Entries from a dataset of interfaces:

________________

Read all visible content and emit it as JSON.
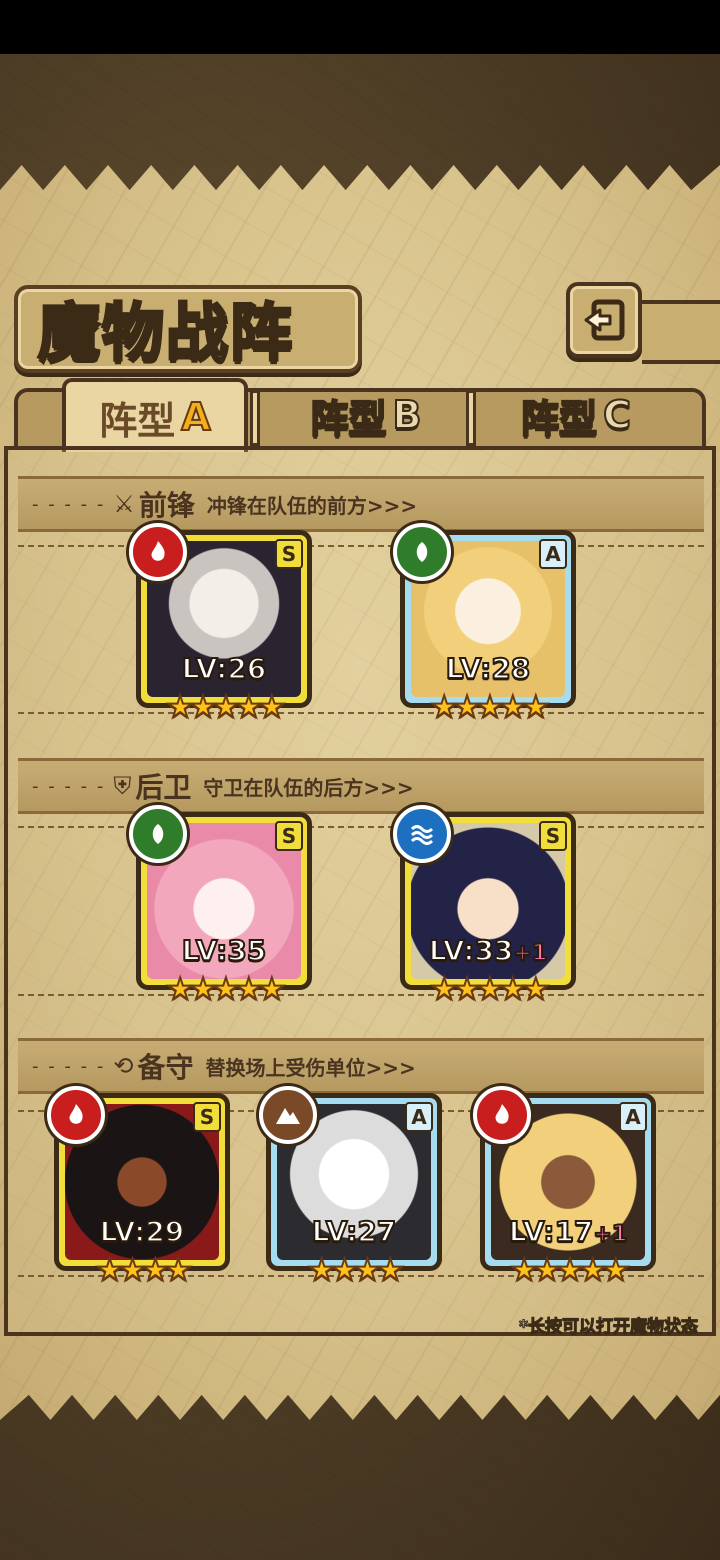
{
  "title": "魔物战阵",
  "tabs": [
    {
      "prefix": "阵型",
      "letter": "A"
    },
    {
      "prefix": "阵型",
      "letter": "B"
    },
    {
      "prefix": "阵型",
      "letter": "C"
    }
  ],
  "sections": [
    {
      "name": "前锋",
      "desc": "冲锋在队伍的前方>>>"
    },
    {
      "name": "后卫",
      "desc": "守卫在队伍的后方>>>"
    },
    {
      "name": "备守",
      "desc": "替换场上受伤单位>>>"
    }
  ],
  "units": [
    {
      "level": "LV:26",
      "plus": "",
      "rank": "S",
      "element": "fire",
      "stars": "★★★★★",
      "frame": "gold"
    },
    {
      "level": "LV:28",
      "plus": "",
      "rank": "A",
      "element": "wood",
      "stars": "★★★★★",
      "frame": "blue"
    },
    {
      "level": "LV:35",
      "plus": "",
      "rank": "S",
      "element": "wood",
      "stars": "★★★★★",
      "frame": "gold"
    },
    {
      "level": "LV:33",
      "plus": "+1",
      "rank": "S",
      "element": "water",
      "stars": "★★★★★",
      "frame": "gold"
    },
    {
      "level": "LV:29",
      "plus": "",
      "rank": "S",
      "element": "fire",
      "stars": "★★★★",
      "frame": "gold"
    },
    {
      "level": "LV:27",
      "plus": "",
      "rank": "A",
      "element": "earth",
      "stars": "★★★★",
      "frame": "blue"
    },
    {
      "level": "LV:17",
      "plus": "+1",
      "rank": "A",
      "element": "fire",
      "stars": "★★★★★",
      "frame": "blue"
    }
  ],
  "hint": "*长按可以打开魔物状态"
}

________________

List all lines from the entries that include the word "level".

      "level": "LV:26",
      "level": "LV:28",
      "level": "LV:35",
      "level": "LV:33",
      "level": "LV:29",
      "level": "LV:27",
      "level": "LV:17",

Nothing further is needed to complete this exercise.